I was able to positively reflect on things as well. As stressed as I am about the graduate school deadlines, GRE exam, taking 19 credit hours, and my overall health this year, I am motivated to strive and do my best in all of these things; one thing for sure though, is that I must prioritize my health. A lot of times, we get so carried away with school or work that we forget to take care of ourselves or don’t really care at that point, but please, if there is anything I would like for all of my current/past/future Ramblers to do this year is to always prioritize your physical and mental health. It is something we don’t talk about often, and don’t realize until it is at toll. There will be moments where you stress, or are unhappy; that is not to say that everything will always go in the direction we don’t want them to, but when they do, let them. I have accepted that things do happen the way they are planned to happen, and rather than hurting myself or my health, do something fun. Get your mind off of it, and just go with the flow. I had many moments where I would start panicking and stressing, but instead of sitting there crying and looking at the thing that was stressing me out, I went out, bought myself some ice cream or went to the gym and got my mind off of it. Sometimes, I would just face time a friend too, as long as I find some sort of distraction.

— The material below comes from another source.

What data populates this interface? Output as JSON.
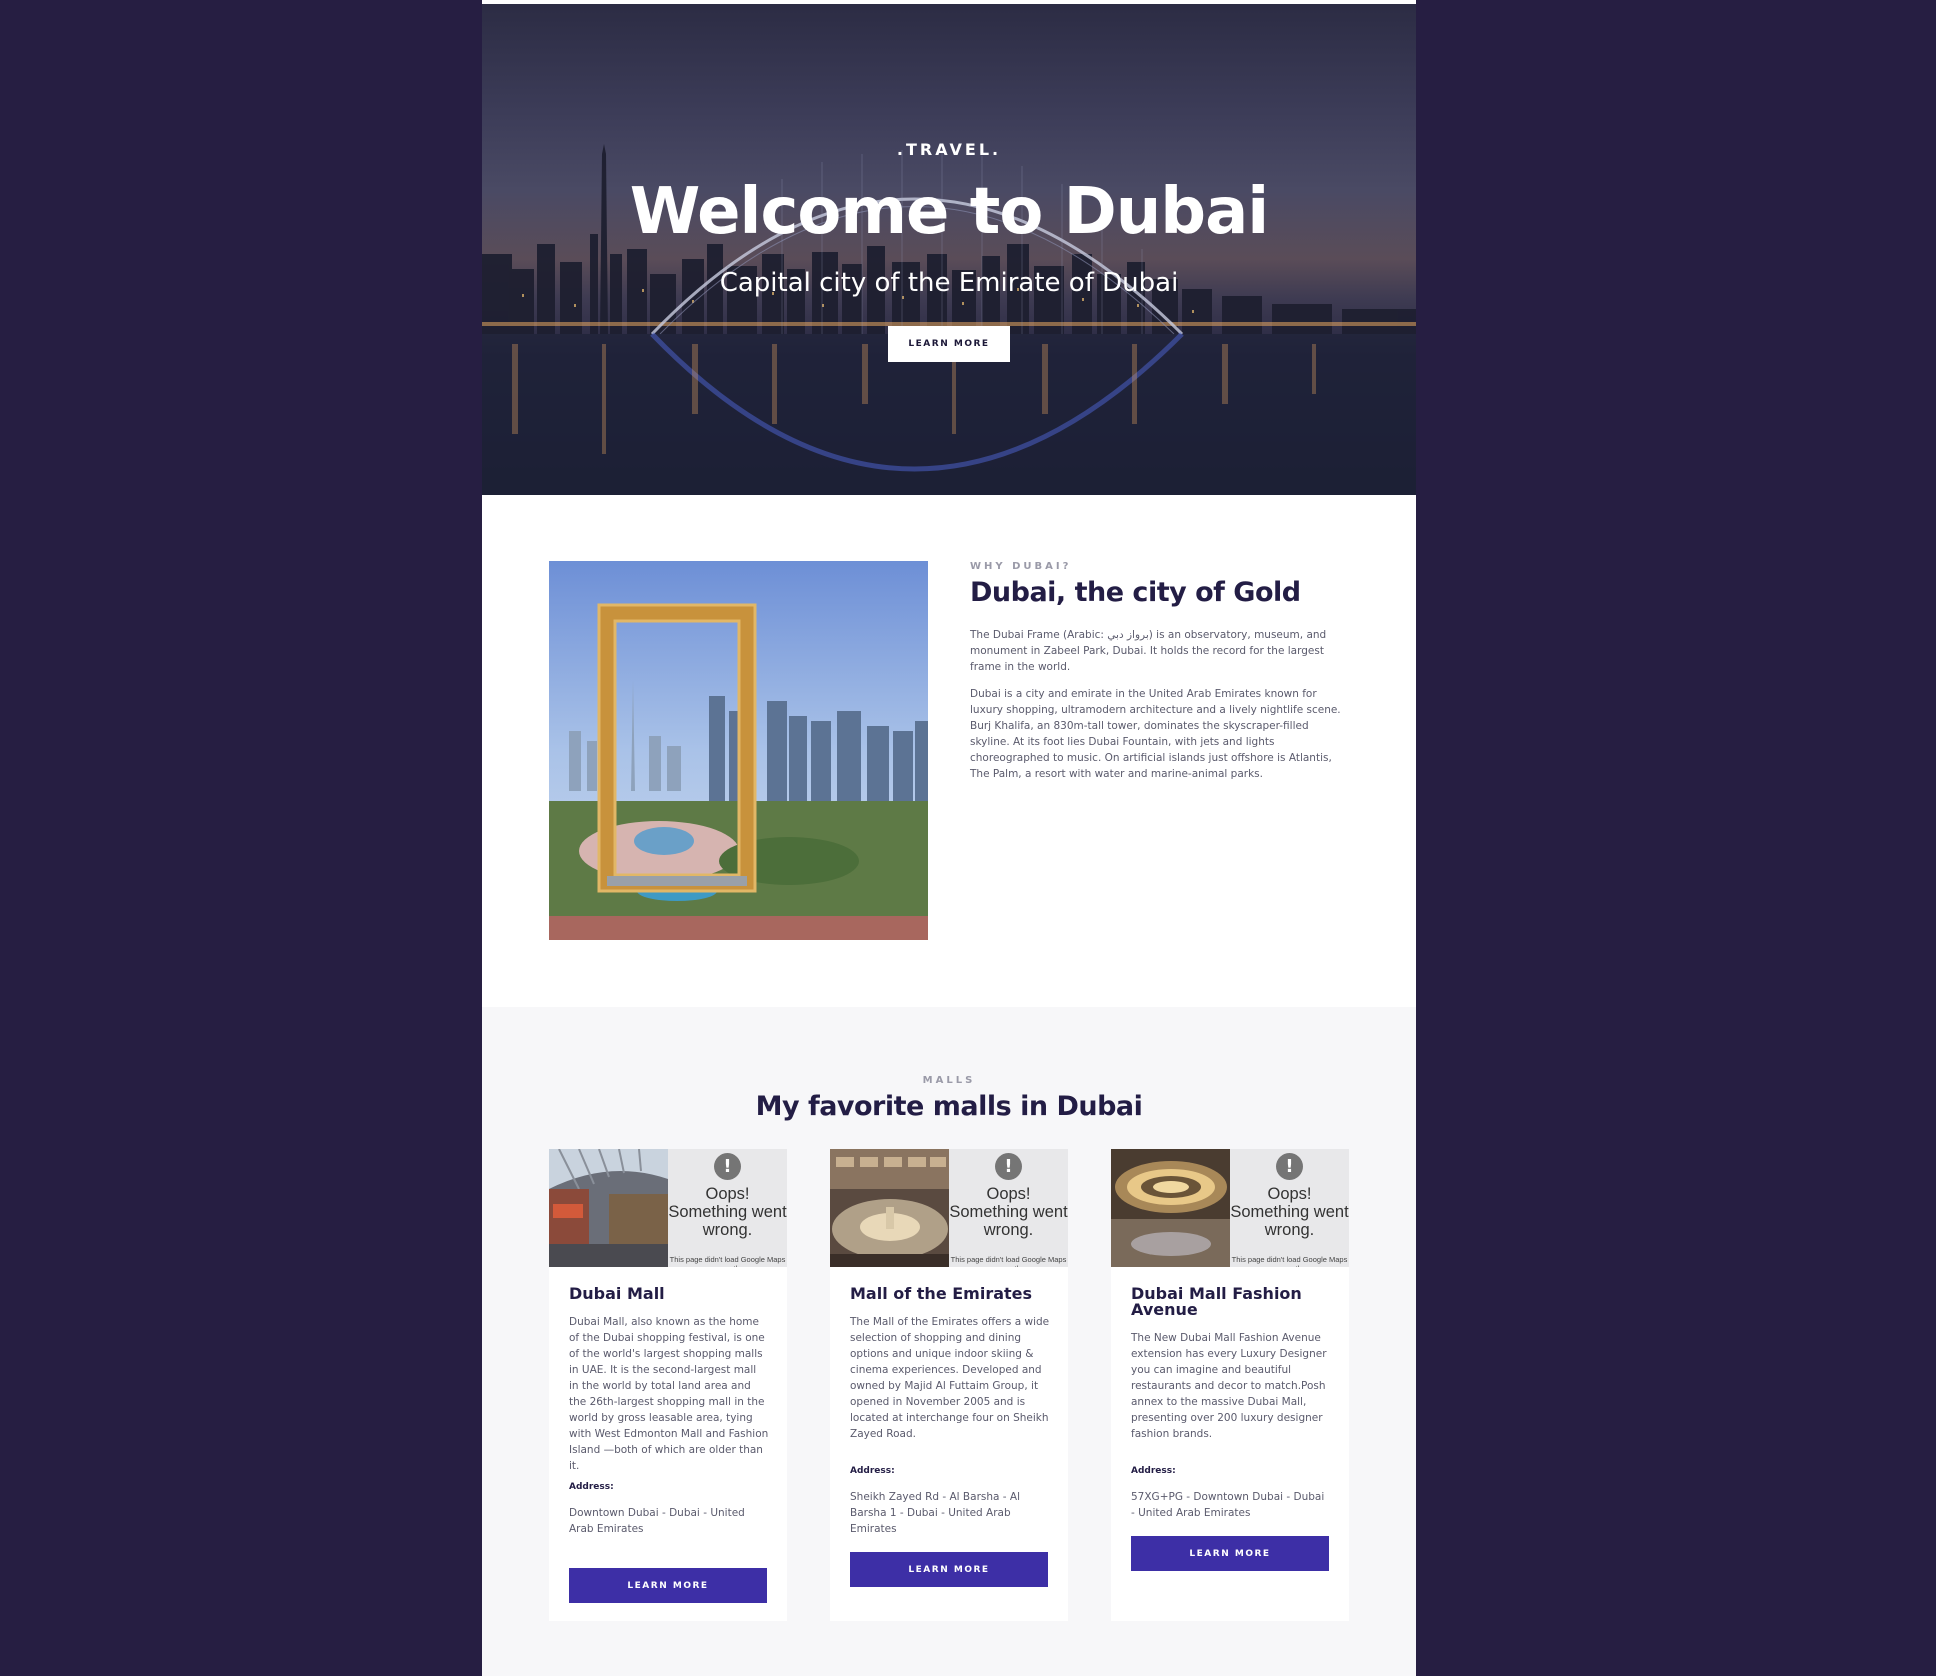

Take care of yourself first; it won’t be worth it, trust me. I made the mistake before during my 1st and 2nd year of College where I wouldn’t take care of myself and just did whatever was needed to be done. I realized, in those moments, I wasn’t truly happy, nor was I myself. I was forcing and convincing myself to be something or doing something that wasn’t me, and in the end, all I got of it was MORE stress and complications as a consequence of not taking care of myself first.

Be smart, but in the sense that will benefit you first. Trust me, you’ll live a more experiential and happy life if you live life like Dory from Finding Nemo 🙂

Welcome Back Ramblers!

Welcome Back Ramblers!

It’s Tuesday, January 16th. There is a mini-blizzard seen outside the classroom, the smell of hot coffee beckons (waiting to be drunk), the sound of crunching snow and slosh of slush being stepped on by heavy duty boots. With all this, we are back to work. Welcome back Ramblers to Spring semester!

Today, I am here to tell you about what to expect this semester from your weekly blogger! As always, I am here to be your resource to connect you to your Loyola experience. Every other week, I will talk about academics, extracurriculars, and events going on at both Loyola’s Water Tower and Lakeshore Campuses. Here are some of the topics that I hope to cover this semester:

  • How to choose a college major, minor
  • Why it is okay to be undecided with your major/minor
  • Some Loyola history (St Ignatius of Loyola, History of Certain Buildings, Important People on Campus)
  • Tips for academic success (Tutoring Center, Writing Center, Research, etc.)

However, starting next week, we will be going to have Explore Chicago CTA Edition where we are going to explore Fullerton. Just a quick reminder, during this segment, I give you a bunch of tips on places to explore and what makes Chicago such a beautiful and unique city to live. As always, you can count on receiving suggestions for tasty meals (sit downs, cafes, fast food, and of course…desserts) as well as shops (bookstores, boutiques, speciality shops) and many attractions in these neighborhoods (parks, historic centers, and so much more)! Make sure to bring your U-Pass and an empty stomach to come on this fun adventure!

  • January 23 (Fullerton)
  • February 6 (Belmont)
  • February 20 (Addison)
  • March 13 (Argyle)
  • March 27 (Granville)
  • April 10 (Morse)
  • April 24 (Howard)

I hope you have a great spring semester and are ready to embark on adventure. Welcome Back Ramblers!